→ **TASK GOAL**
Report, from the records below, every line where the word "Security" appears.

┌─ INPUT RECORDS

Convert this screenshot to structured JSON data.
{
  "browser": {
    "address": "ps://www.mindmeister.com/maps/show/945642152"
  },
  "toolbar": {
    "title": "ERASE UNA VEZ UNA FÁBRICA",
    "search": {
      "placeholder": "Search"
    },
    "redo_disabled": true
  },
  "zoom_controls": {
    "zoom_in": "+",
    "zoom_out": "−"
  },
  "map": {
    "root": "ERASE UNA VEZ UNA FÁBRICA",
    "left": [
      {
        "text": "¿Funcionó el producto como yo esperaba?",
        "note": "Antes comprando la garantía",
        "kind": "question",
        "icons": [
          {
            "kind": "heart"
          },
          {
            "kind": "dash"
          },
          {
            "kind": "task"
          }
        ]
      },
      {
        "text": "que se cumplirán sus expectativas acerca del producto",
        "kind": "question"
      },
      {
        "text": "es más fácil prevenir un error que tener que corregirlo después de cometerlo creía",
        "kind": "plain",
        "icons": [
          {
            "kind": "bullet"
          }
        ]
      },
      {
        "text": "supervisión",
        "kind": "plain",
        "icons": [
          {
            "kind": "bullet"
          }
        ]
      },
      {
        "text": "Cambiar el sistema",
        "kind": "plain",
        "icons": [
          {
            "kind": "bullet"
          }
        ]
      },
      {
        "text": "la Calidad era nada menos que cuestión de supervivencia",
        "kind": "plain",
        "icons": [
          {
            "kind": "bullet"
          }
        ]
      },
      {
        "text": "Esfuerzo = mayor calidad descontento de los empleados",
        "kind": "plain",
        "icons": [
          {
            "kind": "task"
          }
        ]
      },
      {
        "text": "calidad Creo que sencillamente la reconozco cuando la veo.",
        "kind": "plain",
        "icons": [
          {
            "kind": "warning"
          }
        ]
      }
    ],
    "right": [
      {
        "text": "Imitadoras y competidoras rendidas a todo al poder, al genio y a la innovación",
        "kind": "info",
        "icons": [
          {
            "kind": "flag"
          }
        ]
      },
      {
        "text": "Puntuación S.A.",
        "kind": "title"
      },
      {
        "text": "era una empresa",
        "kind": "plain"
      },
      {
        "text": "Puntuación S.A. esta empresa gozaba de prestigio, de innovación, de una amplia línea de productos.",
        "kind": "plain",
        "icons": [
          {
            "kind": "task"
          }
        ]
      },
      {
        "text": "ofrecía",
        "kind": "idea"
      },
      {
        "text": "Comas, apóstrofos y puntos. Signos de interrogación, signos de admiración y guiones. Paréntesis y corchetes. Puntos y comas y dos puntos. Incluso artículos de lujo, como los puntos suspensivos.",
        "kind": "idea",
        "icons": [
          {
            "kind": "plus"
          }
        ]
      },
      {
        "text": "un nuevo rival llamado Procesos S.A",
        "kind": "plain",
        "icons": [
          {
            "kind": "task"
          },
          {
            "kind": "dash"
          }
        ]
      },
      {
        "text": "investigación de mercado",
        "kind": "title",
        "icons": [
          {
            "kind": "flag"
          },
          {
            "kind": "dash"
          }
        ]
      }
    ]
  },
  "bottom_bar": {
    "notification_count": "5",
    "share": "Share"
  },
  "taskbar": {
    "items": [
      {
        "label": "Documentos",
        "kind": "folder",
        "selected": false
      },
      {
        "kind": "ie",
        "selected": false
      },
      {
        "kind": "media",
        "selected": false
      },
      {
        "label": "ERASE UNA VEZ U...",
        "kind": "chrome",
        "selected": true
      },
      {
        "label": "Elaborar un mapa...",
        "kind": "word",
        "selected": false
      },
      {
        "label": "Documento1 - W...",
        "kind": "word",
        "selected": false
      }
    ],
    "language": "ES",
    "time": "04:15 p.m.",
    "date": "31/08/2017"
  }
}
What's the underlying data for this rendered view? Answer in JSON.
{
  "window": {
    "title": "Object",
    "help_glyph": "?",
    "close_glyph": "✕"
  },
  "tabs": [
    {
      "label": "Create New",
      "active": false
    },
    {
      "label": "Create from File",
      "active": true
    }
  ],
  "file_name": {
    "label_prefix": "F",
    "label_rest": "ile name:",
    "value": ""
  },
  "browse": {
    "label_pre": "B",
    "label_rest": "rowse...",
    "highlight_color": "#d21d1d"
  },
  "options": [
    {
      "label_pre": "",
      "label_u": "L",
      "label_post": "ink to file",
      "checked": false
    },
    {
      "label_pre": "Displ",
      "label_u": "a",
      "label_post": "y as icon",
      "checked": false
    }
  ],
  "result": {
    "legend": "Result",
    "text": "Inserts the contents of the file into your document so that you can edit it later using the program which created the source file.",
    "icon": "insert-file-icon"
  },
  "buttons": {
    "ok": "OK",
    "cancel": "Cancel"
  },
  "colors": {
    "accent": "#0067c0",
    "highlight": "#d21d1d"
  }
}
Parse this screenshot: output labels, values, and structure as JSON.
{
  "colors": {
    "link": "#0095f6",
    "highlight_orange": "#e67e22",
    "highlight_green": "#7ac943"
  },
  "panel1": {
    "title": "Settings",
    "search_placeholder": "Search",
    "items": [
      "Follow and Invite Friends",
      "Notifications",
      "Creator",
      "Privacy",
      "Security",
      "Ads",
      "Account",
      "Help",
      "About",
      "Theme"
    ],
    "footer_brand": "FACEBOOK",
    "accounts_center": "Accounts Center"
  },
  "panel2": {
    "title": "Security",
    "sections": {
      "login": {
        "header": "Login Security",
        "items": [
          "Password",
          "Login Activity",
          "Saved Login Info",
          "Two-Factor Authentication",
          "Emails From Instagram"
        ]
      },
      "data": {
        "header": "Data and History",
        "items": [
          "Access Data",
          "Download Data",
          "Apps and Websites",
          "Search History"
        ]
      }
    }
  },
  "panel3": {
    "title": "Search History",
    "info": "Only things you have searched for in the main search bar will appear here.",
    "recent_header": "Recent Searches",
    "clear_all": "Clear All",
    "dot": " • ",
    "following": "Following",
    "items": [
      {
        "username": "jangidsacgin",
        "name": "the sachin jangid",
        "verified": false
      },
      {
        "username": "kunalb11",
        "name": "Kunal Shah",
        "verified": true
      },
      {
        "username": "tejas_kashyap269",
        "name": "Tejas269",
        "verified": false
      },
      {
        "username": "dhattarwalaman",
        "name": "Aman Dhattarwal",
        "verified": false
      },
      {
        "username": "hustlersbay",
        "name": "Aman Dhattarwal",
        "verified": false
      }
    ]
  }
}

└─

→ **OUTPUT FOR THIS TASK**
      "Security",
    "title": "Security",
        "header": "Login Security",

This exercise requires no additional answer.